§ **Goal of the exercise**
For the records below, tally the lines that contain "true" and give only that number.

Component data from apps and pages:
========================================================================
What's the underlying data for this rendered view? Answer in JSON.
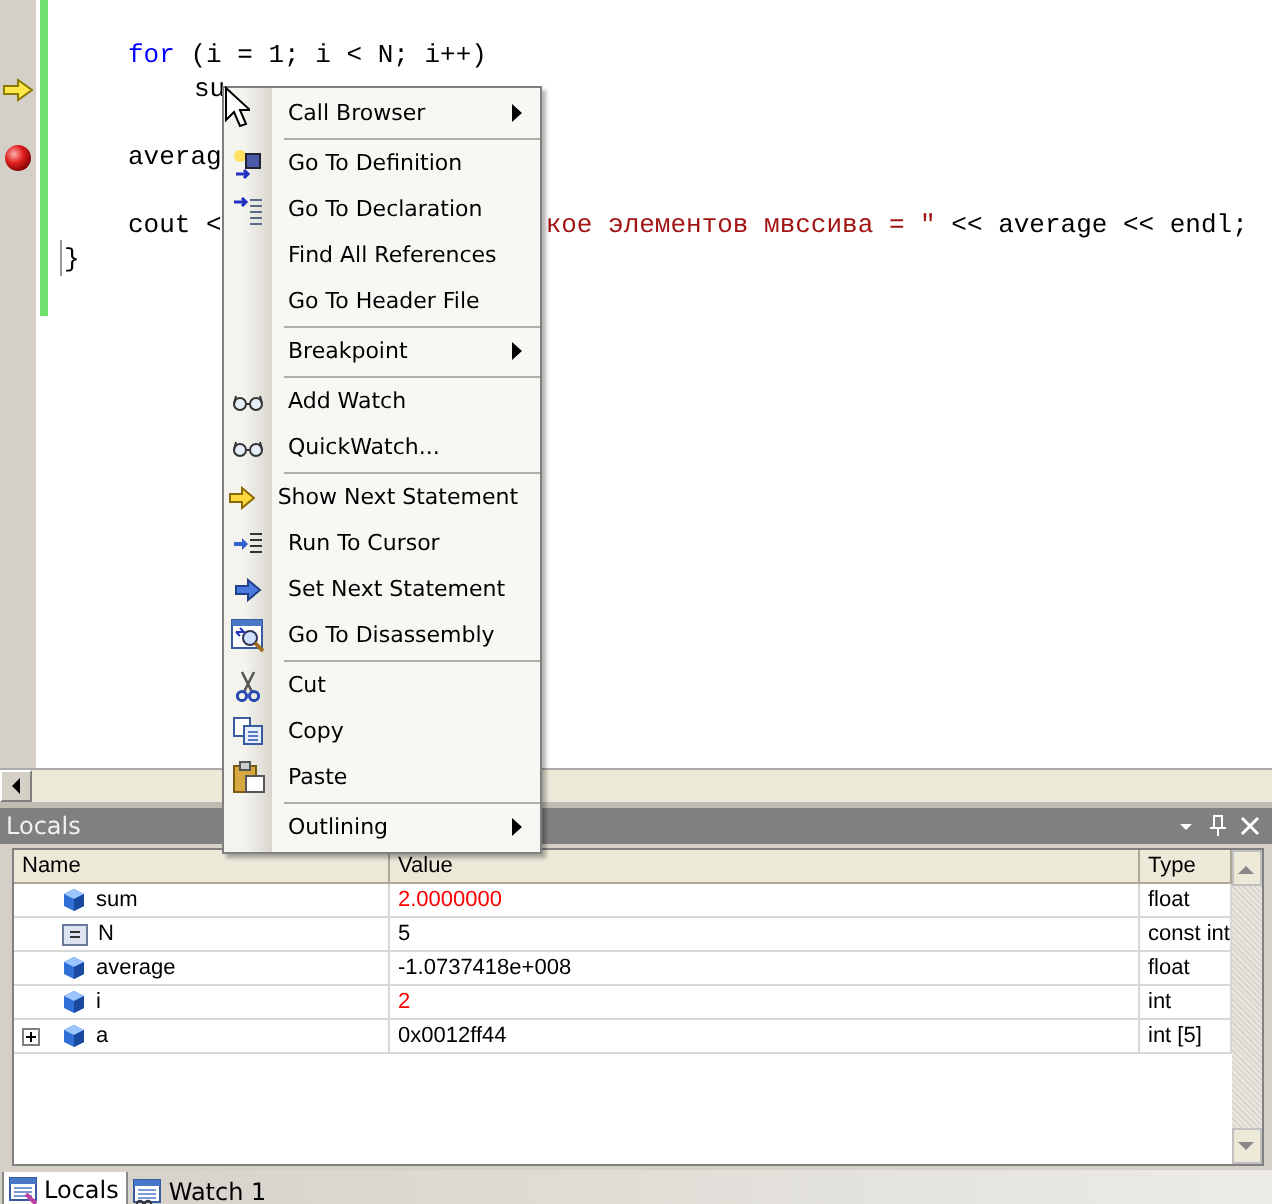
{
  "editor": {
    "lines": [
      {
        "current_statement": false,
        "breakpoint": false
      },
      {
        "current_statement": false,
        "breakpoint": false,
        "segments": [
          {
            "kind": "keyword",
            "text": "for"
          },
          {
            "kind": "plain",
            "text": " (i = 1; i < N; i++)"
          }
        ]
      },
      {
        "current_statement": true,
        "breakpoint": false,
        "segments": [
          {
            "kind": "plain",
            "text": "su"
          }
        ]
      },
      {
        "current_statement": false,
        "breakpoint": false
      },
      {
        "current_statement": false,
        "breakpoint": true,
        "segments": [
          {
            "kind": "plain",
            "text": "averag"
          }
        ]
      },
      {
        "current_statement": false,
        "breakpoint": false
      },
      {
        "current_statement": false,
        "breakpoint": false,
        "segments": [
          {
            "kind": "plain",
            "text": "cout <"
          },
          {
            "kind": "string",
            "text": "кое элементов мвссива = \""
          },
          {
            "kind": "plain",
            "text": " << average << endl;"
          }
        ]
      },
      {
        "current_statement": false,
        "breakpoint": false,
        "segments": [
          {
            "kind": "brace",
            "text": "}"
          }
        ]
      }
    ]
  },
  "context_menu": {
    "items": [
      {
        "kind": "item",
        "label": "Call Browser",
        "submenu": true
      },
      {
        "kind": "separator"
      },
      {
        "kind": "item",
        "label": "Go To Definition",
        "submenu": false
      },
      {
        "kind": "item",
        "label": "Go To Declaration",
        "submenu": false
      },
      {
        "kind": "item",
        "label": "Find All References",
        "submenu": false
      },
      {
        "kind": "item",
        "label": "Go To Header File",
        "submenu": false
      },
      {
        "kind": "separator"
      },
      {
        "kind": "item",
        "label": "Breakpoint",
        "submenu": true
      },
      {
        "kind": "separator"
      },
      {
        "kind": "item",
        "label": "Add Watch",
        "submenu": false
      },
      {
        "kind": "item",
        "label": "QuickWatch...",
        "submenu": false
      },
      {
        "kind": "separator"
      },
      {
        "kind": "item",
        "label": "Show Next Statement",
        "submenu": false
      },
      {
        "kind": "item",
        "label": "Run To Cursor",
        "submenu": false
      },
      {
        "kind": "item",
        "label": "Set Next Statement",
        "submenu": false
      },
      {
        "kind": "item",
        "label": "Go To Disassembly",
        "submenu": false
      },
      {
        "kind": "separator"
      },
      {
        "kind": "item",
        "label": "Cut",
        "submenu": false
      },
      {
        "kind": "item",
        "label": "Copy",
        "submenu": false
      },
      {
        "kind": "item",
        "label": "Paste",
        "submenu": false
      },
      {
        "kind": "separator"
      },
      {
        "kind": "item",
        "label": "Outlining",
        "submenu": true
      }
    ]
  },
  "locals": {
    "title": "Locals",
    "columns": [
      "Name",
      "Value",
      "Type"
    ],
    "rows": [
      {
        "kind": "variable",
        "name": "sum",
        "value": "2.0000000",
        "type": "float",
        "changed": true,
        "expandable": false
      },
      {
        "kind": "constant",
        "name": "N",
        "value": "5",
        "type": "const int",
        "changed": false,
        "expandable": false
      },
      {
        "kind": "variable",
        "name": "average",
        "value": "-1.0737418e+008",
        "type": "float",
        "changed": false,
        "expandable": false
      },
      {
        "kind": "variable",
        "name": "i",
        "value": "2",
        "type": "int",
        "changed": true,
        "expandable": false
      },
      {
        "kind": "variable",
        "name": "a",
        "value": "0x0012ff44",
        "type": "int [5]",
        "changed": false,
        "expandable": true
      }
    ]
  },
  "tabs": [
    {
      "label": "Locals",
      "selected": true
    },
    {
      "label": "Watch 1",
      "selected": false
    }
  ]
}
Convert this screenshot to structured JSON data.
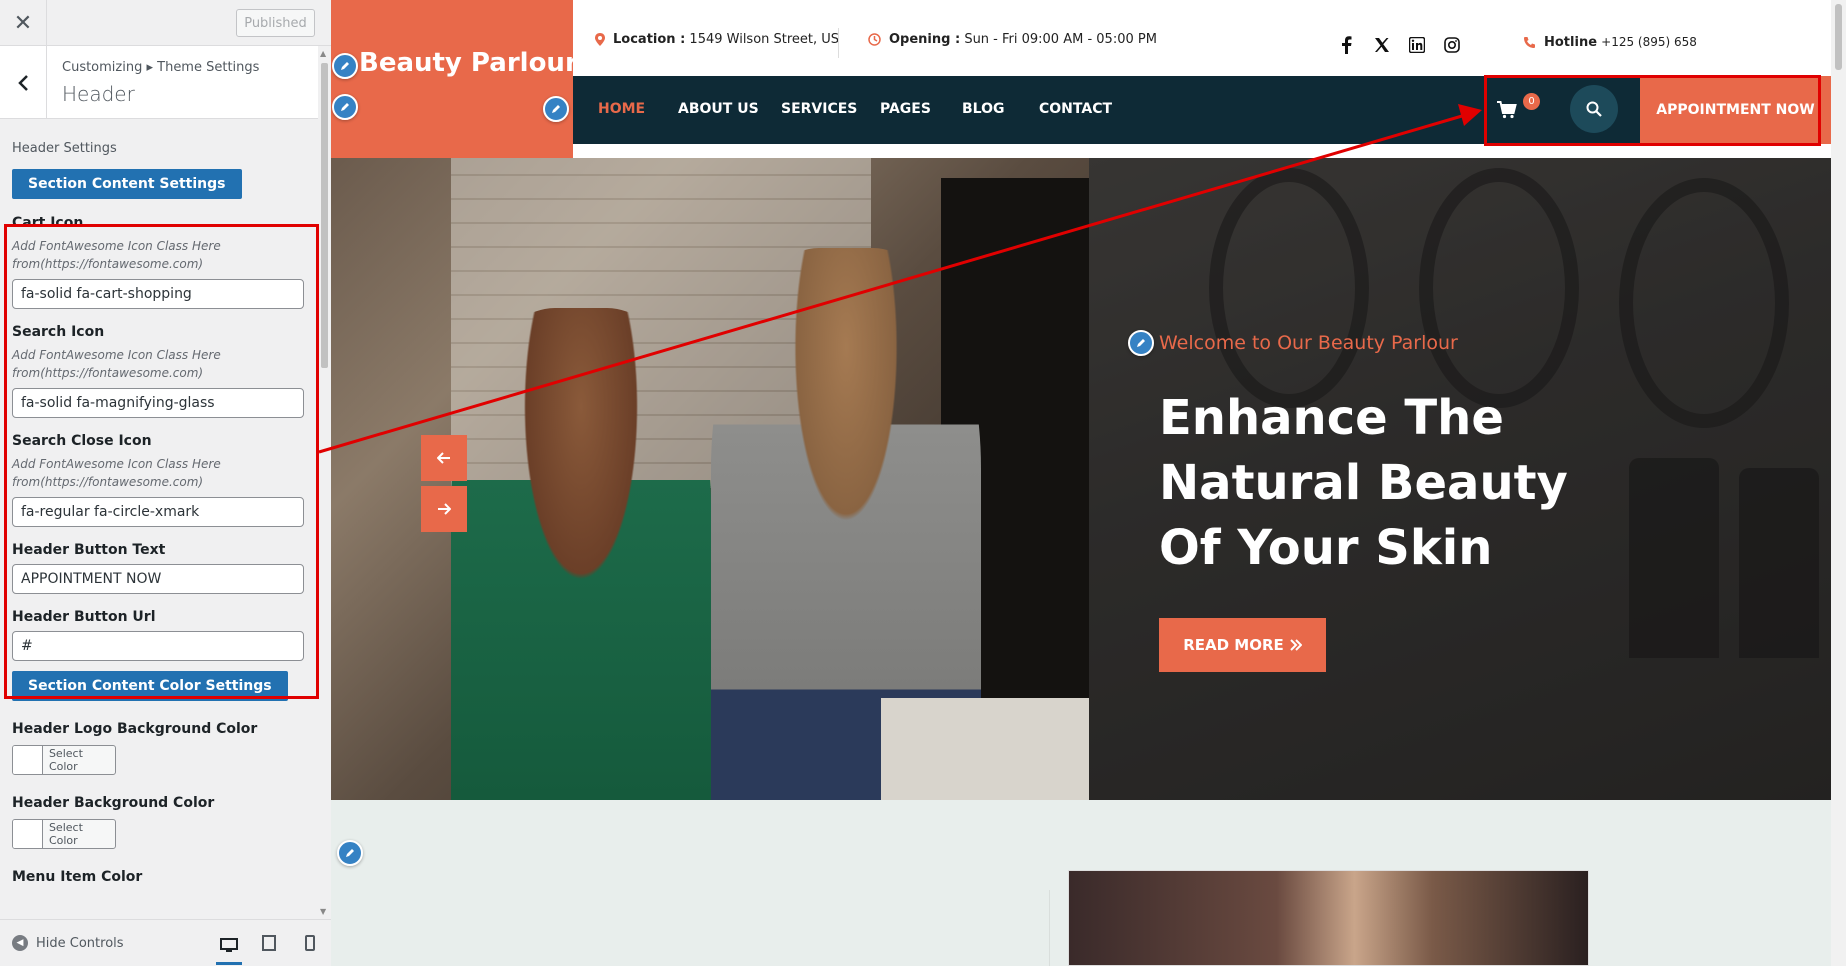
{
  "sidebar": {
    "close_label": "✕",
    "published_label": "Published",
    "breadcrumb": "Customizing ▸ Theme Settings",
    "section_title": "Header",
    "group_title": "Header Settings",
    "content_settings_label": "Section Content Settings",
    "color_settings_label": "Section Content Color Settings",
    "controls": [
      {
        "label": "Cart Icon",
        "desc": "Add FontAwesome Icon Class Here from(https://fontawesome.com)",
        "value": "fa-solid fa-cart-shopping"
      },
      {
        "label": "Search Icon",
        "desc": "Add FontAwesome Icon Class Here from(https://fontawesome.com)",
        "value": "fa-solid fa-magnifying-glass"
      },
      {
        "label": "Search Close Icon",
        "desc": "Add FontAwesome Icon Class Here from(https://fontawesome.com)",
        "value": "fa-regular fa-circle-xmark"
      },
      {
        "label": "Header Button Text",
        "value": "APPOINTMENT NOW"
      },
      {
        "label": "Header Button Url",
        "value": "#"
      }
    ],
    "color_controls": [
      {
        "label": "Header Logo Background Color",
        "button": "Select Color"
      },
      {
        "label": "Header Background Color",
        "button": "Select Color"
      },
      {
        "label": "Menu Item Color"
      }
    ],
    "hide_controls_label": "Hide Controls"
  },
  "site": {
    "logo": "Beauty Parlour",
    "location_label": "Location :",
    "location_value": "1549 Wilson Street, US",
    "opening_label": "Opening :",
    "opening_value": "Sun - Fri 09:00 AM - 05:00 PM",
    "hotline_label": "Hotline",
    "hotline_value": "+125 (895) 658",
    "social_icons": [
      "facebook-icon",
      "x-icon",
      "linkedin-icon",
      "instagram-icon"
    ],
    "nav": [
      {
        "label": "HOME",
        "active": true
      },
      {
        "label": "ABOUT US"
      },
      {
        "label": "SERVICES"
      },
      {
        "label": "PAGES"
      },
      {
        "label": "BLOG"
      },
      {
        "label": "CONTACT"
      }
    ],
    "cart_count": "0",
    "appointment_label": "APPOINTMENT NOW",
    "hero": {
      "welcome": "Welcome to Our Beauty Parlour",
      "heading": "Enhance The Natural Beauty Of Your Skin",
      "button": "READ MORE"
    }
  },
  "colors": {
    "accent": "#e8694a",
    "nav_bg": "#0e2a36",
    "wp_blue": "#2271b1",
    "annotation_red": "#e00000"
  }
}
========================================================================
§ **Output below**
10